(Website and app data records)

[Start of section]

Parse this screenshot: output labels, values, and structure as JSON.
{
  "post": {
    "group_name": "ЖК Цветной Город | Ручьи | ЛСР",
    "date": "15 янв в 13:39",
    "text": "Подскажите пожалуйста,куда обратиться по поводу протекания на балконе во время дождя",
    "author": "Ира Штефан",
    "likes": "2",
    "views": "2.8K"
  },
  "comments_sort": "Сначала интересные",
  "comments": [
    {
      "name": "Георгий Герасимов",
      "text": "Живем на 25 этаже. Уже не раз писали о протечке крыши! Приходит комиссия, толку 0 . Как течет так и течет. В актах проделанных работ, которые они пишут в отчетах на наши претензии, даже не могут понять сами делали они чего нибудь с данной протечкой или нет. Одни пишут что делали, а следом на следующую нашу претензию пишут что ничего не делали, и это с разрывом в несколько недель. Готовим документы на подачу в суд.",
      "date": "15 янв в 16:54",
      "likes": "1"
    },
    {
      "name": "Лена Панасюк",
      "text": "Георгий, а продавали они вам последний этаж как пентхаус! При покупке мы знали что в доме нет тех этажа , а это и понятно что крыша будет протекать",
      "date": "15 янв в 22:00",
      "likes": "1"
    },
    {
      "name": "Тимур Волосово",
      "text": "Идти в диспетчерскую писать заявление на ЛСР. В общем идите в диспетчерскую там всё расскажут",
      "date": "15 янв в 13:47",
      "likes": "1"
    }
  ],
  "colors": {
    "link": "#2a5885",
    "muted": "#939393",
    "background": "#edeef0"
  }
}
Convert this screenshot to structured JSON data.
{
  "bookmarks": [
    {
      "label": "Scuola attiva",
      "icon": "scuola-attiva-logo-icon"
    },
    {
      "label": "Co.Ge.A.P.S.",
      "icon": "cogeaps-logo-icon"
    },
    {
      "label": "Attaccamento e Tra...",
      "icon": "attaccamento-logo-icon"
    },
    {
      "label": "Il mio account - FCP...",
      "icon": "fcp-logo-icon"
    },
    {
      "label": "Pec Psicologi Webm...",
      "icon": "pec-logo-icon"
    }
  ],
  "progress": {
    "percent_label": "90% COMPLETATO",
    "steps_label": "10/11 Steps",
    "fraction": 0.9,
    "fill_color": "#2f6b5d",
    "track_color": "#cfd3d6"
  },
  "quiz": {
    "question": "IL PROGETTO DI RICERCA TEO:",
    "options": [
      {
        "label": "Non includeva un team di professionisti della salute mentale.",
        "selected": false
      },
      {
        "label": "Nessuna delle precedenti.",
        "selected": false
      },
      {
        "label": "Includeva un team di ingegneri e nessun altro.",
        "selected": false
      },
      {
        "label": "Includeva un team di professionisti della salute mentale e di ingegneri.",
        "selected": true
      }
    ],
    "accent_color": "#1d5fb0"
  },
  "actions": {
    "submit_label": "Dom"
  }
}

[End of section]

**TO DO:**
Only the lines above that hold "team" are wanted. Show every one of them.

**SOLVED PROBLEM:**
        "label": "Non includeva un team di professionisti della salute mentale.",
        "label": "Includeva un team di ingegneri e nessun altro.",
        "label": "Includeva un team di professionisti della salute mentale e di ingegneri.",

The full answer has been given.